I'm a huge fan of Selenium. Saying 'unit-testing your web ui' isn't exactly accurate as some of the comments have mentioned. However, I do find Selenium to be incredibly useful for performing those sort of acceptance and sanity tests on the UI.

A good way to get started is using Selenium IDE as part of your development. Ie, just have the IDE open as you're developing and write your test as you go to cut down on your dev time. (Instead of having to manually go through the UI to get to the point where you can test whatever you're working on, just hit a button and Selenium IDE will take care of that for you. It's a terrific time-saver!)

Most of my major use case scenarios have Selenium RC tests to back them up. You can't really think of them as unit-tests along the lines of an xUnit framework, but they are tests targetted to very specific functionality. They're quick to write (especially if you implement common methods for things like logging in or setting up your test cases), quick to run, and provide a very tight feedback loop. In those senses Selenium RC tests are very similar to unit-tests.

I think, like anything else, if you put the effort into properly learning a test tool (eg, Selenium), your effort will pay off in spades. You mention that your company already uses Selenium to do UI testing. This is great. Work with it. If you find Selenium hard to use, or confusing, stick with it. The learning curve really isn't all that steep once you learn the API a little bit.

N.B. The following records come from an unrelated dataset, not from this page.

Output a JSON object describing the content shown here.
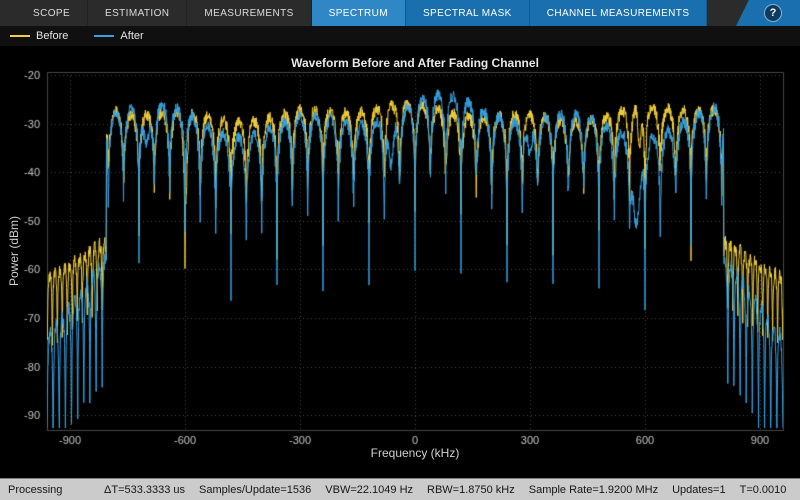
{
  "toolbar": {
    "tabs": [
      {
        "label": "SCOPE",
        "accent": false,
        "active": false
      },
      {
        "label": "ESTIMATION",
        "accent": false,
        "active": false
      },
      {
        "label": "MEASUREMENTS",
        "accent": false,
        "active": false
      },
      {
        "label": "SPECTRUM",
        "accent": true,
        "active": true
      },
      {
        "label": "SPECTRAL MASK",
        "accent": true,
        "active": false
      },
      {
        "label": "CHANNEL MEASUREMENTS",
        "accent": true,
        "active": false
      }
    ],
    "help_label": "?",
    "accent_color": "#1a6fae",
    "active_color": "#2f87c6"
  },
  "status": {
    "state": "Processing",
    "items": [
      "ΔT=533.3333 us",
      "Samples/Update=1536",
      "VBW=22.1049 Hz",
      "RBW=1.8750 kHz",
      "Sample Rate=1.9200 MHz",
      "Updates=1",
      "T=0.0010"
    ]
  },
  "chart_data": {
    "type": "line",
    "title": "Waveform Before and After Fading Channel",
    "xlabel": "Frequency (kHz)",
    "ylabel": "Power (dBm)",
    "xlim": [
      -960,
      960
    ],
    "ylim": [
      -93,
      -19.4
    ],
    "xticks": [
      -900,
      -600,
      -300,
      0,
      300,
      600,
      900
    ],
    "yticks": [
      -20,
      -30,
      -40,
      -50,
      -60,
      -70,
      -80,
      -90
    ],
    "grid": true,
    "legend_position": "top-left",
    "band_edge_khz": 805,
    "comb_period_khz": 40,
    "subcarrier_peaks": 40,
    "colors": {
      "background": "#000000",
      "grid": "#454545",
      "tick_text": "#c4c4c4"
    },
    "series": [
      {
        "name": "Before",
        "color": "#F2CF3A",
        "gen": {
          "seed": 2.1,
          "peak_dbm": -27.8,
          "valley_depth_db": 26,
          "env_amp": 1.2,
          "env_period1": 130,
          "env_amp2": 0.8,
          "env_period2": 47,
          "env_phase2": 1.7,
          "notches": [
            {
              "f": -598,
              "width": 6,
              "depth": 10
            },
            {
              "f": 585,
              "width": 5,
              "depth": 8
            }
          ],
          "oob_floor_dbm": -54,
          "oob_slope": 0.05,
          "oob_ripple_period": 13,
          "oob_phase": 2,
          "oob_spike_scale": 0.55
        }
      },
      {
        "name": "After",
        "color": "#37A2E2",
        "gen": {
          "seed": 7.3,
          "peak_dbm": -28.5,
          "valley_depth_db": 30,
          "env_amp": 2.5,
          "env_period1": 150,
          "env_amp2": 2.0,
          "env_period2": 57,
          "env_phase2": 0.4,
          "notches": [
            {
              "f": 578,
              "width": 12,
              "depth": 18
            },
            {
              "f": -62,
              "width": 8,
              "depth": 10
            },
            {
              "f": -700,
              "width": 10,
              "depth": 8
            },
            {
              "f": 300,
              "width": 7,
              "depth": 7
            }
          ],
          "oob_floor_dbm": -57,
          "oob_slope": 0.11,
          "oob_ripple_period": 16,
          "oob_phase": 5,
          "oob_spike_scale": 0.95
        }
      }
    ]
  }
}
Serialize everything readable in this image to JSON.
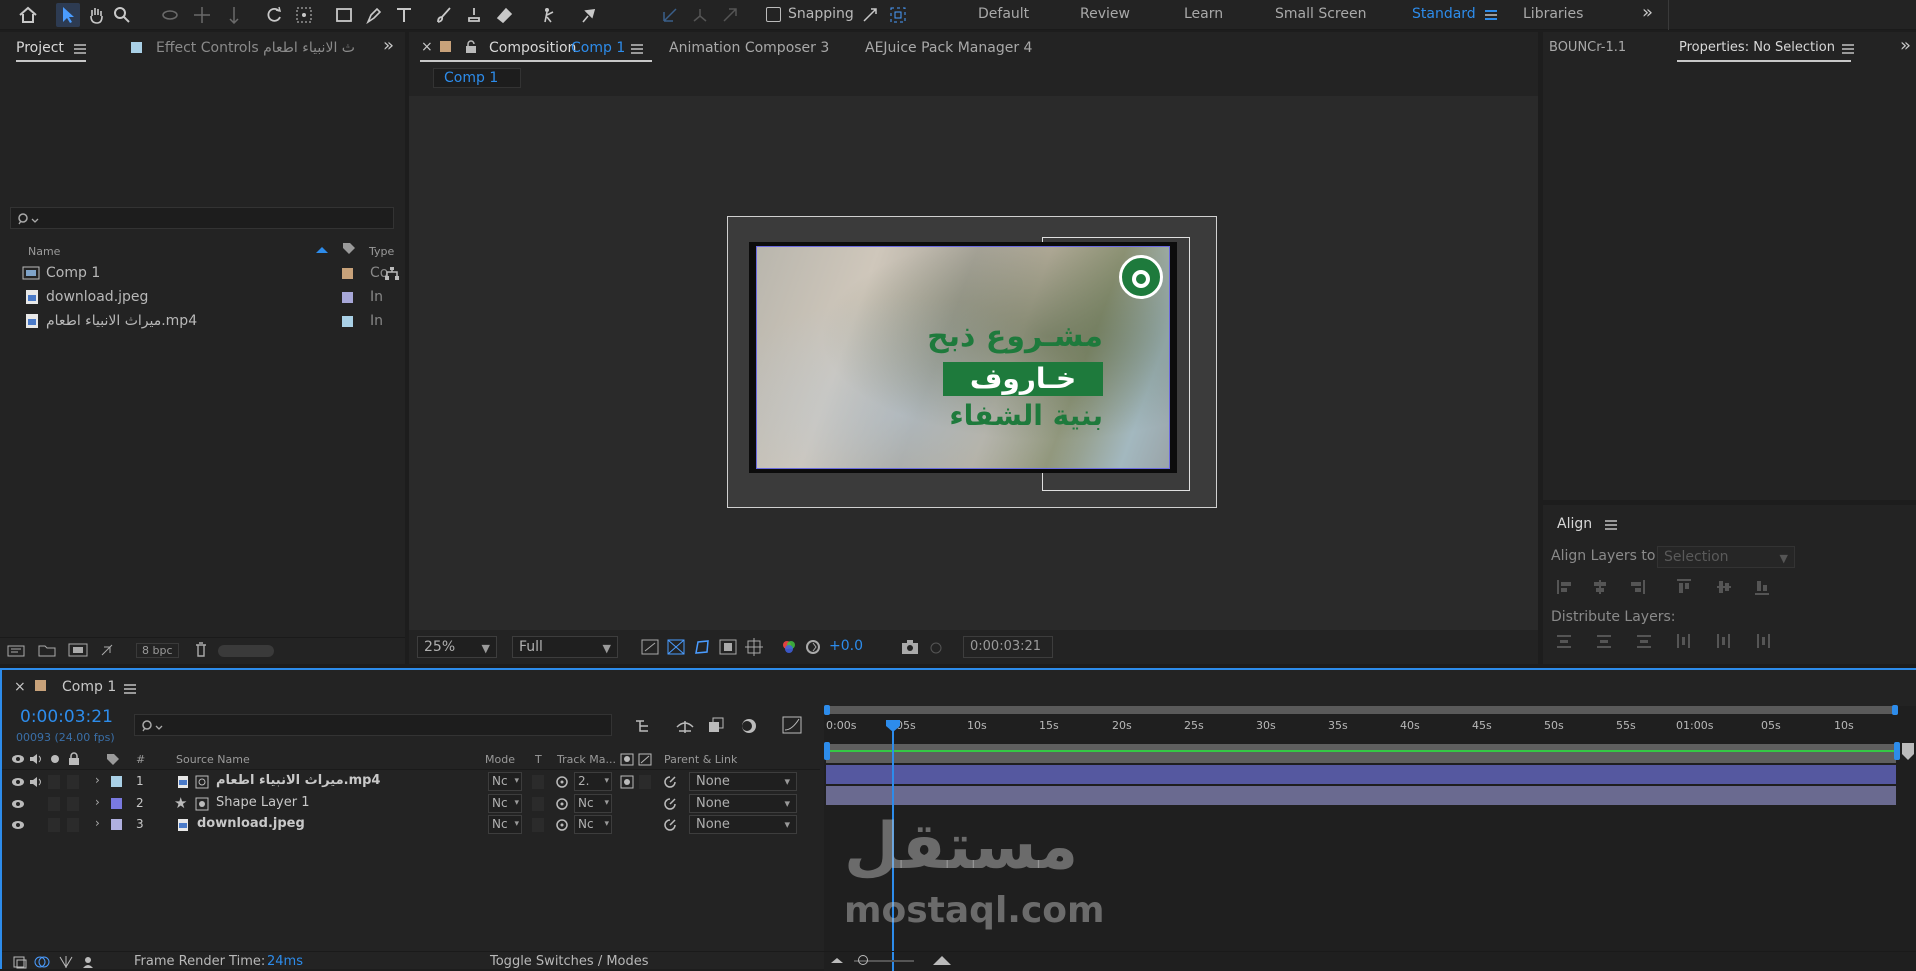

If I'm working on a web app, its rare for me to write a significant amount of code without Selenium RC tests to back it up. That's how effective I find Selenium. :) (Hopefully that'll answer your question..)

Peter Bernier
+2  A: 

We use Visual Studio 2008 Tester Edition.

Pros: Very good at capturing user interaction

Captures Ajax calls

It is very easy to map user input to a database, XML or CSV file

The captured test can be converted to C# for more control

The same tests can be used for load testing and code coverage


VS2008 Tester Edition is a seperate SKU from the normal Developer Edition, which means extra cost

You may be alergic to Microsoft ;-)

We have used it very effectively on projects, however there a lot of effort involved in keeping tests up to date, every time you change a screen the test may need to be re-recorded

We tend to keep the tests short and sharp, do one thing and get out instead of recording 10 minutes worth of clicking around in a single test.

We have a few standard UI test types:

Menu Test: Log in as a specific user (or user type/role) and make sure all the required menu items are available

Validation Test: Open a page and click save without entering any data, ensure that all the validation warnings appear. Complete required fields one at a time and check that the warning messages disappear when they are supposed to.

Search Test: Search using data from your database or a data file and ensure the correct data is returned by the search

Data Entry Test: Create new recrords from a data file, cleanup the database to allow tests to run multiple times

UI Testing is quite time consuming but the comfort feeling you get when a few hundred tests pass before you release a new version is priceless.


We use WatiN for system testing, and QUnit for JavaScript unit testing.


Molybdenum is built over Selenium and has some additional features.

Vivek Kodira